Go through the data below and gather each line containing "guests".

*** Opening of GIVEN RECORDS ***

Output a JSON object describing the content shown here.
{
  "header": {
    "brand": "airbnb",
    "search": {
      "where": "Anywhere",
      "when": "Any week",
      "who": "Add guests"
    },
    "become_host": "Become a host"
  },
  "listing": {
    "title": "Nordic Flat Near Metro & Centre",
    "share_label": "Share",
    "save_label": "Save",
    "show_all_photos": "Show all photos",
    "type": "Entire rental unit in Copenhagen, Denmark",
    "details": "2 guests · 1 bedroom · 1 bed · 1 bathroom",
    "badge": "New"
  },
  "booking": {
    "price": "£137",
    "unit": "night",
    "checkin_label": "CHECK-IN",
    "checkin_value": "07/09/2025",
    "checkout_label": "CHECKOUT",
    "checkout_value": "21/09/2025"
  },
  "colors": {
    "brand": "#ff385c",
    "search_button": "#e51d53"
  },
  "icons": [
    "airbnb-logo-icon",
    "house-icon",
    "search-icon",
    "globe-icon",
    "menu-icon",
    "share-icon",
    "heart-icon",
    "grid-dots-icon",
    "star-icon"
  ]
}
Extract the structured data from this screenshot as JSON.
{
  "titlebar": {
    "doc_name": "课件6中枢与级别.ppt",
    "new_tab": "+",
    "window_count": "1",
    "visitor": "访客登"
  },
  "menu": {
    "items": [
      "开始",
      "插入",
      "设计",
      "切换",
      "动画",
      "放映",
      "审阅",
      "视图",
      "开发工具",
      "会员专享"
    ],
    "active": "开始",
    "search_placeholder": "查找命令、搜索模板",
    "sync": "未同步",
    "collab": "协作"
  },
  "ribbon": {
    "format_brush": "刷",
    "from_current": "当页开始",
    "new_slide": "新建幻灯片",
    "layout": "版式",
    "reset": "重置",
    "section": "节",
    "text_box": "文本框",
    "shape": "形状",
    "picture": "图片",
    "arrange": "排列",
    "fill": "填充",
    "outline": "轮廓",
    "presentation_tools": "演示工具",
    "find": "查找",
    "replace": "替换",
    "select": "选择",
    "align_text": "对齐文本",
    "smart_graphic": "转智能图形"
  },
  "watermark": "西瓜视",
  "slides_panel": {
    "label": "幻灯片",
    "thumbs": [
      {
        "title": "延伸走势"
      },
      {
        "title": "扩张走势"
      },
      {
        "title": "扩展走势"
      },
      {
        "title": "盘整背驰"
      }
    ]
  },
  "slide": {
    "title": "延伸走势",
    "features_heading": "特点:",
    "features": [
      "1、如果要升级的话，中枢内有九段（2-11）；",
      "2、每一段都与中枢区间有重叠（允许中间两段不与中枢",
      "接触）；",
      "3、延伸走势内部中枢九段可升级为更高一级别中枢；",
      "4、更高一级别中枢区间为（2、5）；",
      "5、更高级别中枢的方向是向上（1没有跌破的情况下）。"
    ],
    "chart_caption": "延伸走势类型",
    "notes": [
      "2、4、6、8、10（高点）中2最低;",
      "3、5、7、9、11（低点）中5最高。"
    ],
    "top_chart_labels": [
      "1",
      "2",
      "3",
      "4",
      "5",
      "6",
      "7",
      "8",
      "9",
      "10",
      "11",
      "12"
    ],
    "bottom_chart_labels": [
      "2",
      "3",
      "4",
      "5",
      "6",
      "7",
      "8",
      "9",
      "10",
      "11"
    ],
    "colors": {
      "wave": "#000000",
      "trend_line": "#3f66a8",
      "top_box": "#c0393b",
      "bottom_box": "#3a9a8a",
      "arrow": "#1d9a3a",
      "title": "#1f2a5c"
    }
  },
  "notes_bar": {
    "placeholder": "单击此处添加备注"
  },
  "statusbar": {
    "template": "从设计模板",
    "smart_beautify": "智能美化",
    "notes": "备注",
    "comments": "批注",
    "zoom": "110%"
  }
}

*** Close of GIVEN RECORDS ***

RESPONSE BELOW →
      "who": "Add guests"
    "details": "2 guests · 1 bedroom · 1 bed · 1 bathroom",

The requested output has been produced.